Element data from apps and pages
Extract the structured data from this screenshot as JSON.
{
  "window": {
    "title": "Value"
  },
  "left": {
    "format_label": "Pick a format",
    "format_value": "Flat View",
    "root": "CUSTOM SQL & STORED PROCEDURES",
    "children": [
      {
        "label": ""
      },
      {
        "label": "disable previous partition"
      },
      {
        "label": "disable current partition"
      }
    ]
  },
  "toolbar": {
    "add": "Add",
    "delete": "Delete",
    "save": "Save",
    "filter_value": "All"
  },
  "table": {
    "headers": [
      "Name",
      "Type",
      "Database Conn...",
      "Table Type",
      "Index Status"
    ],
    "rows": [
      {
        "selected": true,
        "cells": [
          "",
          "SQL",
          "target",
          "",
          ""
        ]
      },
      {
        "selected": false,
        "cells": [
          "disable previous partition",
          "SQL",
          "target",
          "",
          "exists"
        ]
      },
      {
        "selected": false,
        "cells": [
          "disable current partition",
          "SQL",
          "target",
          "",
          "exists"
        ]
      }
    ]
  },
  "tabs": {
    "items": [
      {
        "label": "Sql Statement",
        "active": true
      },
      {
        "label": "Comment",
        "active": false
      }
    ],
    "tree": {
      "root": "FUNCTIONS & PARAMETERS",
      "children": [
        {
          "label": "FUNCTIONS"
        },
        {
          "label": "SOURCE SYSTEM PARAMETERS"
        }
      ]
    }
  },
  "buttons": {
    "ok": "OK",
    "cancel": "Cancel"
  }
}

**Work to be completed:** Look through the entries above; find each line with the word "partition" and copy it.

**Answer to this problem:**
        "label": "disable previous partition"
        "label": "disable current partition"
          "disable previous partition",
          "disable current partition",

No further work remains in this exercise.